Those who grew up with me and knew me as a sweet, southern girl are probably still shocked that I would even apply to the CIA. After all, how could the little ballerina voted homecoming queen—the girl who openly and frequently talked about her faith—get involved in clandestine activities that required such manipulation and deceit?
Michele Rigby, international spy.
It was—to say the least—a wild contradiction.
But as it turns out, that is exactly what the CIA was looking for.
They want people who are honest, but can lie. They want people who have not broken the law, but who are willing to do so (by carrying out intelligence acts abroad, we are breaking the laws of the foreign country). They want people who are authentic and forthright, but who have the capacity to manipulate. They want people who can work well in a team, but who can execute operations by themselves (most operations are solo). They want people who will plan and fully coordinate their operations in advance, but who are able to make changes on the fly, according to circumstances.
Furthermore, being an intelligence officer is not something a person does for only eight hours a day.

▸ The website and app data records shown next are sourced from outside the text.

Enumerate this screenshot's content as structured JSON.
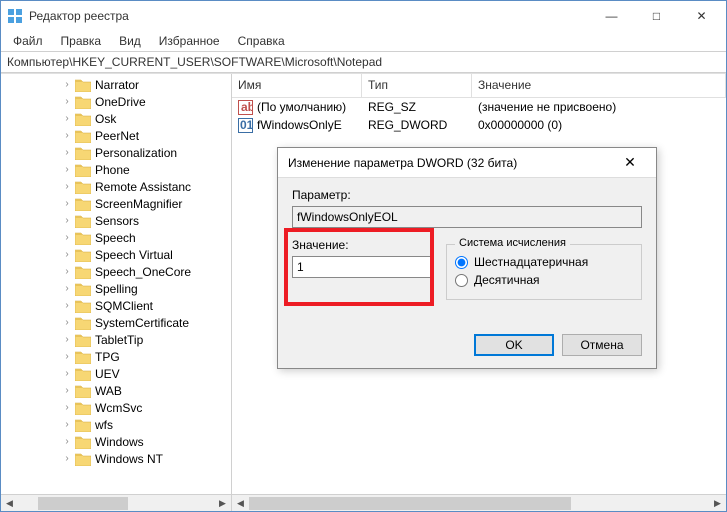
{
  "window": {
    "title": "Редактор реестра"
  },
  "winbtns": {
    "min": "—",
    "max": "□",
    "close": "✕"
  },
  "menu": {
    "file": "Файл",
    "edit": "Правка",
    "view": "Вид",
    "fav": "Избранное",
    "help": "Справка"
  },
  "address": "Компьютер\\HKEY_CURRENT_USER\\SOFTWARE\\Microsoft\\Notepad",
  "tree": [
    "Narrator",
    "OneDrive",
    "Osk",
    "PeerNet",
    "Personalization",
    "Phone",
    "Remote Assistanc",
    "ScreenMagnifier",
    "Sensors",
    "Speech",
    "Speech Virtual",
    "Speech_OneCore",
    "Spelling",
    "SQMClient",
    "SystemCertificate",
    "TabletTip",
    "TPG",
    "UEV",
    "WAB",
    "WcmSvc",
    "wfs",
    "Windows",
    "Windows NT"
  ],
  "cols": {
    "name": "Имя",
    "type": "Тип",
    "value": "Значение"
  },
  "rows": [
    {
      "icon": "sz",
      "name": "(По умолчанию)",
      "type": "REG_SZ",
      "value": "(значение не присвоено)"
    },
    {
      "icon": "dw",
      "name": "fWindowsOnlyE",
      "type": "REG_DWORD",
      "value": "0x00000000 (0)"
    }
  ],
  "dialog": {
    "title": "Изменение параметра DWORD (32 бита)",
    "param_label": "Параметр:",
    "param_value": "fWindowsOnlyEOL",
    "value_label": "Значение:",
    "value_value": "1",
    "radix_label": "Система исчисления",
    "hex": "Шестнадцатеричная",
    "dec": "Десятичная",
    "ok": "OK",
    "cancel": "Отмена"
  }
}
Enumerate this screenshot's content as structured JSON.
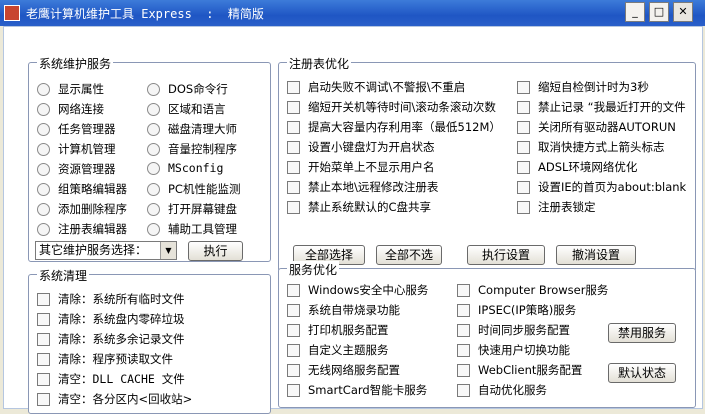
{
  "window": {
    "title": "老鹰计算机维护工具 Express  :  精简版",
    "minimize": "_",
    "maximize": "□",
    "close": "✕"
  },
  "system_services": {
    "title": "系统维护服务",
    "items": [
      "显示属性",
      "DOS命令行",
      "网络连接",
      "区域和语言",
      "任务管理器",
      "磁盘清理大师",
      "计算机管理",
      "音量控制程序",
      "资源管理器",
      "MSconfig",
      "组策略编辑器",
      "PC机性能监测",
      "添加删除程序",
      "打开屏幕键盘",
      "注册表编辑器",
      "辅助工具管理"
    ],
    "other_select": "其它维护服务选择：",
    "execute": "执行"
  },
  "system_cleanup": {
    "title": "系统清理",
    "items": [
      "清除：系统所有临时文件",
      "清除：系统盘内零碎垃圾",
      "清除：系统多余记录文件",
      "清除：程序预读取文件",
      "清空：DLL CACHE 文件",
      "清空：各分区内<回收站>"
    ]
  },
  "registry": {
    "title": "注册表优化",
    "left": [
      "启动失败不调试\\不警报\\不重启",
      "缩短开关机等待时间\\滚动条滚动次数",
      "提高大容量内存利用率（最低512M）",
      "设置小键盘灯为开启状态",
      "开始菜单上不显示用户名",
      "禁止本地\\远程修改注册表",
      "禁止系统默认的C盘共享"
    ],
    "right": [
      "缩短自检倒计时为3秒",
      "禁止记录 “我最近打开的文件",
      "关闭所有驱动器AUTORUN",
      "取消快捷方式上箭头标志",
      "ADSL环境网络优化",
      "设置IE的首页为about:blank",
      "注册表锁定"
    ],
    "buttons": [
      "全部选择",
      "全部不选",
      "执行设置",
      "撤消设置"
    ]
  },
  "services": {
    "title": "服务优化",
    "left": [
      "Windows安全中心服务",
      "系统自带烧录功能",
      "打印机服务配置",
      "自定义主题服务",
      "无线网络服务配置",
      "SmartCard智能卡服务"
    ],
    "right": [
      "Computer Browser服务",
      "IPSEC(IP策略)服务",
      "时间同步服务配置",
      "快速用户切换功能",
      "WebClient服务配置",
      "自动优化服务"
    ],
    "disable_button": "禁用服务",
    "default_button": "默认状态"
  }
}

Working undercover, leading a secret life, and lying to most people about what one really does is a full-time job. Intelligence is an all-encompassing profession that requires sacrifice in the service of a greater cause. This is not something you waltz into halfheartedly.
Officers don’t just live their cover; they must be able to defend it. Their lives, work, and well-being depend on their ability to do this convincingly, so they must be able to handle the pressure that this entails.

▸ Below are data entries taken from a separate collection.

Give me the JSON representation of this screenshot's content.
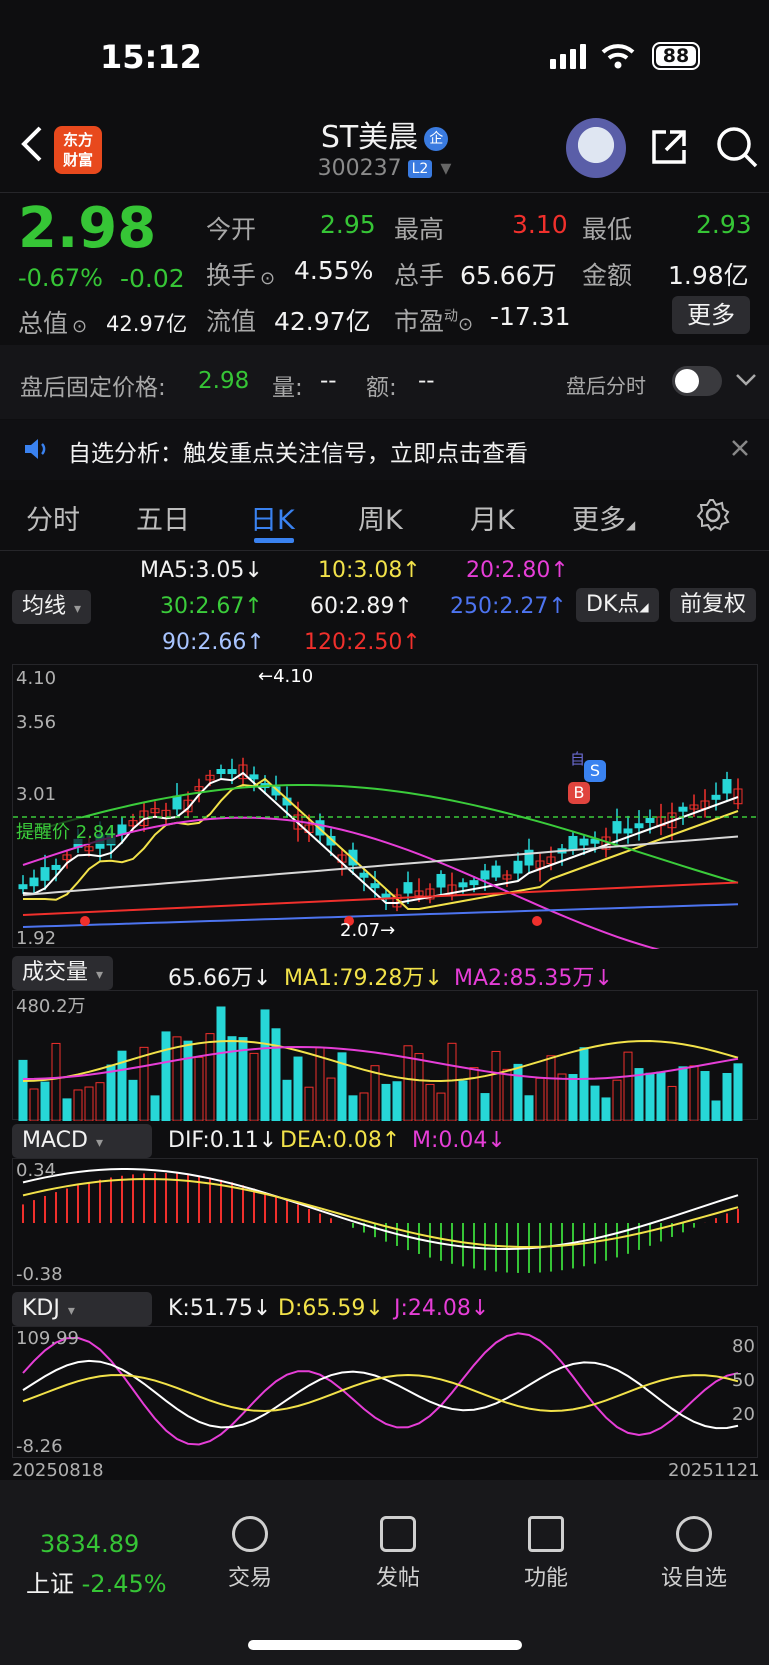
{
  "status": {
    "time": "15:12",
    "battery": "88"
  },
  "header": {
    "logo": "东方\n财富",
    "title": "ST美晨",
    "qi": "企",
    "code": "300237",
    "level": "L2"
  },
  "quote": {
    "price": "2.98",
    "change_pct": "-0.67%",
    "change": "-0.02",
    "total_value_label": "总值",
    "total_value": "42.97亿",
    "open_label": "今开",
    "open": "2.95",
    "high_label": "最高",
    "high": "3.10",
    "low_label": "最低",
    "low": "2.93",
    "turnover_label": "换手",
    "turnover": "4.55%",
    "volume_label": "总手",
    "volume": "65.66万",
    "amount_label": "金额",
    "amount": "1.98亿",
    "float_label": "流值",
    "float_value": "42.97亿",
    "pe_label": "市盈",
    "pe_sup": "动",
    "pe": "-17.31",
    "more": "更多"
  },
  "after_hours": {
    "label": "盘后固定价格:",
    "price": "2.98",
    "vol_label": "量:",
    "vol": "--",
    "amt_label": "额:",
    "amt": "--",
    "tick_label": "盘后分时"
  },
  "notice": {
    "text": "自选分析：触发重点关注信号，立即点击查看"
  },
  "tabs": [
    "分时",
    "五日",
    "日K",
    "周K",
    "月K",
    "更多"
  ],
  "ma": {
    "select": "均线",
    "ma5": "MA5:3.05",
    "ma5_arrow": "↓",
    "ma10": "10:3.08",
    "ma10_arrow": "↑",
    "ma20": "20:2.80",
    "ma20_arrow": "↑",
    "ma30": "30:2.67",
    "ma30_arrow": "↑",
    "ma60": "60:2.89",
    "ma60_arrow": "↑",
    "ma250": "250:2.27",
    "ma250_arrow": "↑",
    "ma90": "90:2.66",
    "ma90_arrow": "↑",
    "ma120": "120:2.50",
    "ma120_arrow": "↑",
    "dk": "DK点",
    "fq": "前复权"
  },
  "kline": {
    "y_labels": [
      "4.10",
      "3.56",
      "3.01",
      "1.92"
    ],
    "reminder": "提醒价 2.84",
    "high_mark": "←4.10",
    "low_mark": "2.07→",
    "tag_b": "B",
    "tag_s": "S",
    "tag_zi": "自"
  },
  "volume": {
    "select": "成交量",
    "vol": "65.66万",
    "vol_arrow": "↓",
    "ma1": "MA1:79.28万",
    "ma1_arrow": "↓",
    "ma2": "MA2:85.35万",
    "ma2_arrow": "↓",
    "y_label": "480.2万"
  },
  "macd": {
    "select": "MACD",
    "dif": "DIF:0.11",
    "dif_arrow": "↓",
    "dea": "DEA:0.08",
    "dea_arrow": "↑",
    "m": "M:0.04",
    "m_arrow": "↓",
    "y_top": "0.34",
    "y_bottom": "-0.38"
  },
  "kdj": {
    "select": "KDJ",
    "k": "K:51.75",
    "k_arrow": "↓",
    "d": "D:65.59",
    "d_arrow": "↓",
    "j": "J:24.08",
    "j_arrow": "↓",
    "y_top": "109.99",
    "y_bottom": "-8.26",
    "r80": "80",
    "r50": "50",
    "r20": "20"
  },
  "dates": {
    "start": "20250818",
    "end": "20251121"
  },
  "bottom": {
    "index_value": "3834.89",
    "index_name": "上证",
    "index_change": "-2.45%",
    "items": [
      "交易",
      "发帖",
      "功能",
      "设自选"
    ]
  }
}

Defending their cover refers to their ability to answer questions about themselves and their jobs without inviting additional scrutiny or leading people to doubt their identity or intentions. Such questions come from a variety of people, all the way from unwitting family, friends, and casual observers to potentially hostile groups such as foreign governments, security services, police, undercover officers, or enemy groups.
To respond successfully to inquiries about their identities, jobs, activities, associations, or travel, officers have to be able to react quickly, to think on their feet. They must be clever and creative. They cannot give any indications that they are disquieted by questions. And above all, they must respond with confidence and grace. Maintaining calm under the most trying circumstances is something every officer must be able to do, over and over again. Preparation and consistency are key, but there will always be situations they never see coming and must respond to anyway.
Maintaining their cover is a burden officers bear throughout their career in the Directorate of Operations. But it doesn’t stop when they leave the CIA: They must protect their cover even after retiring from the agency. Dropping cover requires special permission, so officers who leave the CIA are legally obliged to protect that cover, to maintain the stories they have told, until given special dispensation to say otherwise.
In addition to the pressures of maintaining their cover, candidates must be aware that intelligence is a risky job. In many places in the world, recruiting and handling spies is a dangerous business. Not everyone can handle the pressure of carrying out illegal acts under the noses of foreign security services that are actively looking to identify (and ultimately detain) spies and thwart CIA operations.
Intelligence officers know what the worst-case scenarios are and are taught how to minimize the risk. Though they don’t fixate on all that can go wrong, if they’re discovered abroad in hostile territory, their activities or associations could land them in prison or get them killed.
In the best-case scenario, they would be detained, interrogated, and then expelled from the country. Such incidents rarely occur thanks to the painstaking planning that goes into every operation, big and small. But candidates must be cognizant that this isn’t a game. The threats are real, and the missions can be perilous.
How they looked at my résumé and decided I was the perfect fit for this job, I have no idea. But then, who was I to question the CIA?
Adapted from Breaking Cover: My Secret Life in the CIA and What It Taught Me About What’s Worth Fighting For by Michele Rigby Assad; Releasing February 6, 2018 from Tyndale House Publishers.